Key findings
  •  On average across 36 African countries, two-thirds (65%) of citizens “agree” or “strongly agree” that the media should have the right to publish any views and ideas without government control (Figure 1). This includes more than three-fourths of citizens in Mauritius (84%), Seychelles (84%), Gabon (79%), and Botswana (77%).
  •  On average across 30 countries surveyed in both 2014/2015 and 2021/2022, support for media freedom has increased by 12 percentage points (Figure 2). Support for free media has more than doubled during this time period in Senegal (from 27% to 73%), while 17 other countries also record double-digit increases.
  •  Almost three-quarters (73%) of citizens “agree” or “strongly agree” that the media should constantly investigate and report on government mistakes and corruption, while 25% say “too much reporting on negative events, like government mistakes and corruption, only harms the country” (Figure 3).
  •  Close to six in 10 (58%) say the media in their country is “completely” or “somewhat” free (Figure 4). Perceived media freedom is highest in Tanzania (81%), the Gambia (79%), Tunisia (76%), and Mauritania (75%).

A majority of Africans endorse the media’s “right to publish any views and ideas without government control,” rejecting the idea that a government should be able to prevent the media from publishing “things that it disapproves of,” new Afrobarometer survey findings show.

Support for media freedom is the majority view in 31 of 36 surveyed countries and has increased by 12 percentage points across 30 countries tracked since 2014/2015.

Majorities in all 36 surveyed countries endorse the media’s watchdog role in investigating and reporting on government mistakes and corruption.

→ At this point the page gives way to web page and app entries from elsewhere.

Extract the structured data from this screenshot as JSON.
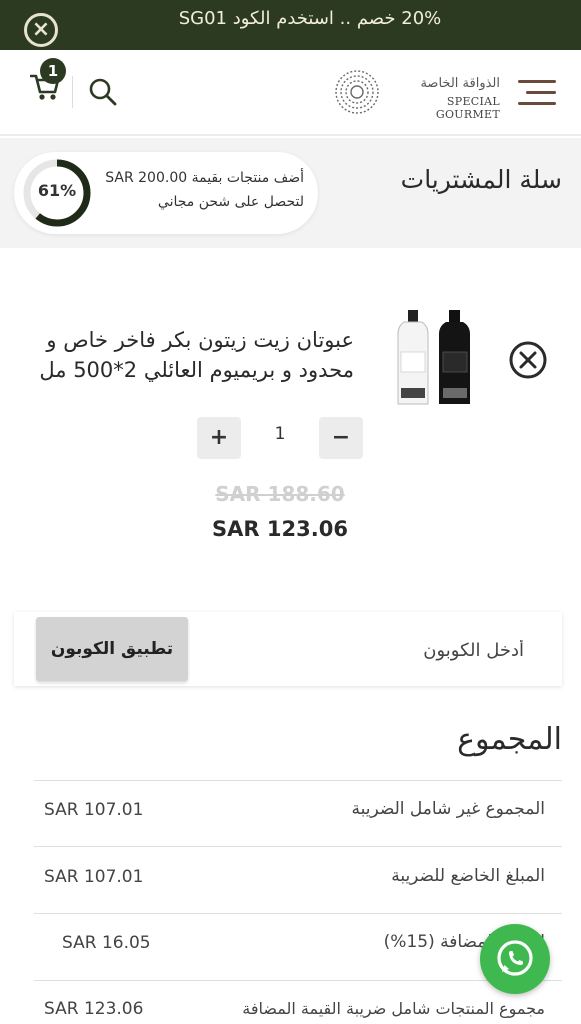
{
  "promo": {
    "text": "20% خصم .. استخدم الكود SG01",
    "close_icon": "close-icon"
  },
  "header": {
    "cart_badge": "1",
    "logo_ar": "الذواقة الخاصة",
    "logo_en": "SPECIAL GOURMET",
    "icons": [
      "cart-icon",
      "search-icon",
      "logo-icon",
      "menu-icon"
    ]
  },
  "cart": {
    "title": "سلة المشتريات",
    "shipping_line1": "أضف منتجات بقيمة SAR 200.00",
    "shipping_line2": "لتحصل على شحن مجاني",
    "progress_label": "61%",
    "progress": 0.61
  },
  "item": {
    "name": "عبوتان زيت زيتون بكر فاخر خاص و محدود و بريميوم العائلي 2*500 مل",
    "quantity": "1",
    "minus_label": "−",
    "plus_label": "+",
    "price_old": "SAR 188.60",
    "price_new": "SAR 123.06"
  },
  "coupon": {
    "placeholder": "أدخل الكوبون",
    "button": "تطبيق الكوبون"
  },
  "totals": {
    "title": "المجموع",
    "rows": [
      {
        "label": "المجموع غير شامل الضريبة",
        "value": "SAR 107.01"
      },
      {
        "label": "المبلغ الخاضع للضريبة",
        "value": "SAR 107.01"
      },
      {
        "label": "القيمة المضافة (15%)",
        "value": "SAR 16.05"
      },
      {
        "label": "مجموع المنتجات شامل ضريبة القيمة المضافة",
        "value": "SAR 123.06"
      }
    ]
  },
  "colors": {
    "dark_green": "#2c3a22",
    "whatsapp": "#3fb94f",
    "ring_dark": "#1f2b18",
    "menu_brown": "#6b4a3a"
  }
}
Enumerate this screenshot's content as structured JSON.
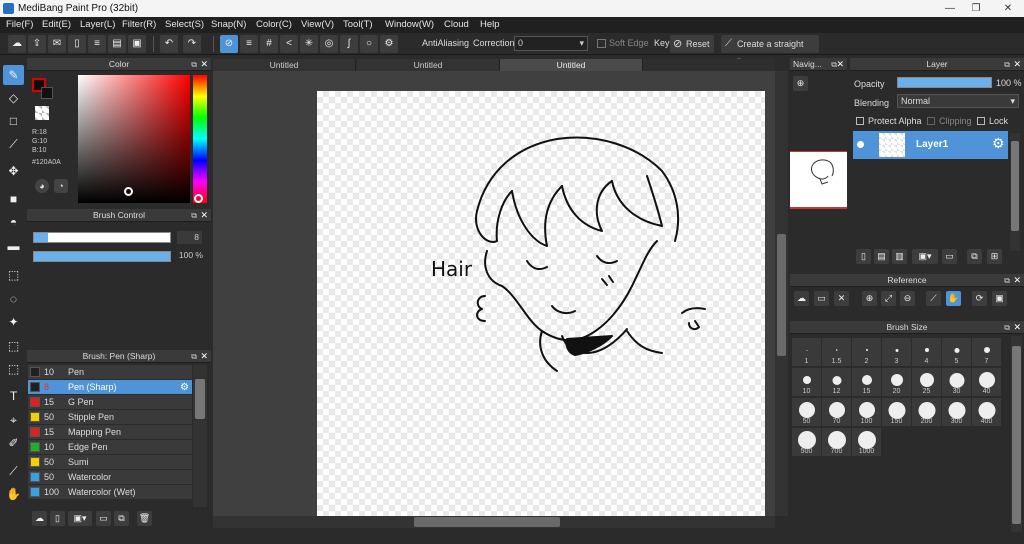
{
  "title": "MediBang Paint Pro (32bit)",
  "menu": [
    "File(F)",
    "Edit(E)",
    "Layer(L)",
    "Filter(R)",
    "Select(S)",
    "Snap(N)",
    "Color(C)",
    "View(V)",
    "Tool(T)",
    "Window(W)",
    "Cloud",
    "Help"
  ],
  "toolbar": {
    "antialiasing_label": "AntiAliasing",
    "correction_label": "Correction",
    "correction_value": "0",
    "soft_edge_label": "Soft Edge",
    "key_label": "Key",
    "reset_label": "Reset",
    "straight_line_label": "Create a straight line"
  },
  "color_panel": {
    "title": "Color",
    "r": "R:18",
    "g": "G:10",
    "b": "B:10",
    "hex": "#120A0A",
    "fg_color": "#120A0A"
  },
  "brush_control": {
    "title": "Brush Control",
    "size_value": "8",
    "opacity_value": "100 %"
  },
  "brush_panel": {
    "title": "Brush: Pen (Sharp)",
    "items": [
      {
        "num": "10",
        "name": "Pen",
        "color": "#202020"
      },
      {
        "num": "8",
        "name": "Pen (Sharp)",
        "color": "#202020"
      },
      {
        "num": "15",
        "name": "G Pen",
        "color": "#e02020"
      },
      {
        "num": "50",
        "name": "Stipple Pen",
        "color": "#f0d000"
      },
      {
        "num": "15",
        "name": "Mapping Pen",
        "color": "#e02020"
      },
      {
        "num": "10",
        "name": "Edge Pen",
        "color": "#20b020"
      },
      {
        "num": "50",
        "name": "Sumi",
        "color": "#f0d000"
      },
      {
        "num": "50",
        "name": "Watercolor",
        "color": "#3aa0e0"
      },
      {
        "num": "100",
        "name": "Watercolor (Wet)",
        "color": "#3aa0e0"
      }
    ]
  },
  "tabs": [
    "Untitled",
    "Untitled",
    "Untitled"
  ],
  "canvas_text": "Hair",
  "navigator": {
    "title": "Navig..."
  },
  "layer_panel": {
    "title": "Layer",
    "opacity_label": "Opacity",
    "opacity_value": "100 %",
    "blending_label": "Blending",
    "blending_value": "Normal",
    "protect_alpha": "Protect Alpha",
    "clipping": "Clipping",
    "lock": "Lock",
    "layer_name": "Layer1"
  },
  "reference": {
    "title": "Reference"
  },
  "brush_size": {
    "title": "Brush Size",
    "sizes": [
      "1",
      "1.5",
      "2",
      "3",
      "4",
      "5",
      "7",
      "10",
      "12",
      "15",
      "20",
      "25",
      "30",
      "40",
      "50",
      "70",
      "100",
      "150",
      "200",
      "300",
      "400",
      "500",
      "700",
      "1000"
    ]
  }
}
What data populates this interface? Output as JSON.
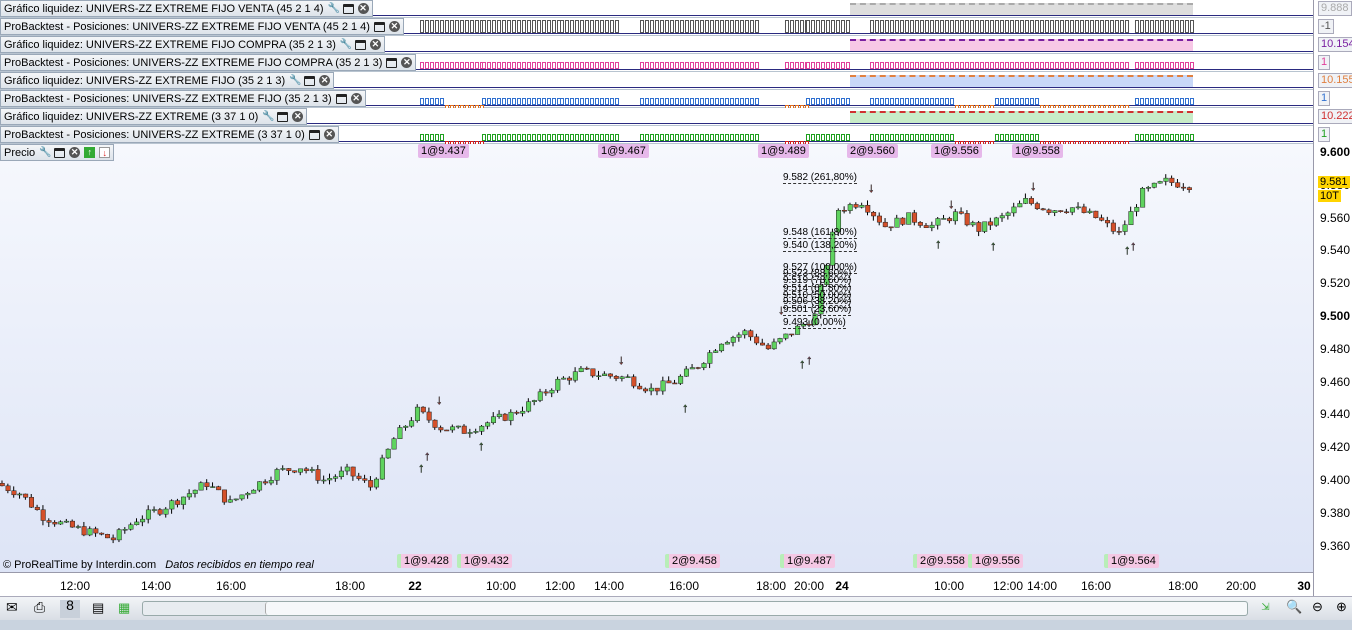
{
  "strips": [
    {
      "title": "Gráfico liquidez: UNIVERS-ZZ EXTREME FIJO VENTA (45 2 1 4)",
      "wrench": true,
      "value": "9.888",
      "color": "#aaaaaa",
      "kind": "equity"
    },
    {
      "title": "ProBacktest - Posiciones: UNIVERS-ZZ EXTREME FIJO VENTA (45 2 1 4)",
      "wrench": false,
      "value": "-1",
      "color": "#555555",
      "kind": "pos"
    },
    {
      "title": "Gráfico liquidez: UNIVERS-ZZ EXTREME FIJO COMPRA (35 2 1 3)",
      "wrench": true,
      "value": "10.154",
      "color": "#7a1fa0",
      "kind": "equity",
      "fill": "#f7c8e6"
    },
    {
      "title": "ProBacktest - Posiciones: UNIVERS-ZZ EXTREME FIJO COMPRA (35 2 1 3)",
      "wrench": false,
      "value": "1",
      "color": "#e0409a",
      "kind": "pos"
    },
    {
      "title": "Gráfico liquidez: UNIVERS-ZZ EXTREME FIJO (35 2 1 3)",
      "wrench": true,
      "value": "10.155",
      "color": "#e08040",
      "kind": "equity",
      "fill": "#c8d8f8"
    },
    {
      "title": "ProBacktest - Posiciones: UNIVERS-ZZ EXTREME FIJO (35 2 1 3)",
      "wrench": false,
      "value": "1",
      "color": "#3070d0",
      "kind": "pos",
      "neg": "#e07020"
    },
    {
      "title": "Gráfico liquidez: UNIVERS-ZZ EXTREME (3 37 1 0)",
      "wrench": true,
      "value": "10.222",
      "color": "#d03030",
      "kind": "equity",
      "fill": "#c8ecc8"
    },
    {
      "title": "ProBacktest - Posiciones: UNIVERS-ZZ EXTREME (3 37 1 0)",
      "wrench": false,
      "value": "1",
      "color": "#20a020",
      "kind": "pos",
      "neg": "#d02020"
    }
  ],
  "price_panel": {
    "title": "Precio",
    "last_price": "9.581",
    "last_volume": "10T",
    "credit": "© ProRealTime by Interdin.com",
    "status": "Datos recibidos en tiempo real"
  },
  "top_trades": [
    "1@9.437",
    "1@9.467",
    "1@9.489",
    "2@9.560",
    "1@9.556",
    "1@9.558"
  ],
  "bottom_trades": [
    "1@9.428",
    "1@9.432",
    "2@9.458",
    "1@9.487",
    "2@9.558",
    "1@9.556",
    "1@9.564"
  ],
  "fib_levels": [
    "9.582 (261,80%)",
    "9.548 (161,80%)",
    "9.540 (138,20%)",
    "9.527 (100,00%)",
    "9.523 (88,60%)",
    "9.519 (78,60%)",
    "9.514 (61,80%)",
    "9.510 (50,00%)",
    "9.506 (38,20%)",
    "9.501 (23,60%)",
    "9.493 (0,00%)"
  ],
  "x_axis": [
    "12:00",
    "14:00",
    "16:00",
    "18:00",
    "22",
    "10:00",
    "12:00",
    "14:00",
    "16:00",
    "18:00",
    "20:00",
    "24",
    "10:00",
    "12:00",
    "14:00",
    "16:00",
    "18:00",
    "20:00",
    "30"
  ],
  "chart_data": {
    "type": "candlestick",
    "ylim": [
      9.35,
      9.605
    ],
    "y_ticks": [
      "9.600",
      "9.580",
      "9.560",
      "9.540",
      "9.520",
      "9.500",
      "9.480",
      "9.460",
      "9.440",
      "9.420",
      "9.400",
      "9.380",
      "9.360"
    ],
    "closes": [
      9.398,
      9.392,
      9.378,
      9.372,
      9.368,
      9.364,
      9.376,
      9.382,
      9.39,
      9.398,
      9.386,
      9.396,
      9.405,
      9.408,
      9.4,
      9.405,
      9.396,
      9.425,
      9.442,
      9.432,
      9.43,
      9.435,
      9.44,
      9.448,
      9.46,
      9.466,
      9.464,
      9.462,
      9.455,
      9.46,
      9.47,
      9.485,
      9.49,
      9.48,
      9.49,
      9.5,
      9.565,
      9.57,
      9.555,
      9.56,
      9.555,
      9.562,
      9.553,
      9.56,
      9.57,
      9.565,
      9.566,
      9.56,
      9.55,
      9.575,
      9.582,
      9.58
    ]
  }
}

The data also show that a majority of Africans assess their country’s media as “somewhat” or “completely” free. But Gabon, Eswatini, Côte d’Ivoire, and Cameroon register large majorities who describe their country’s media as “not very free” or “not at all free.”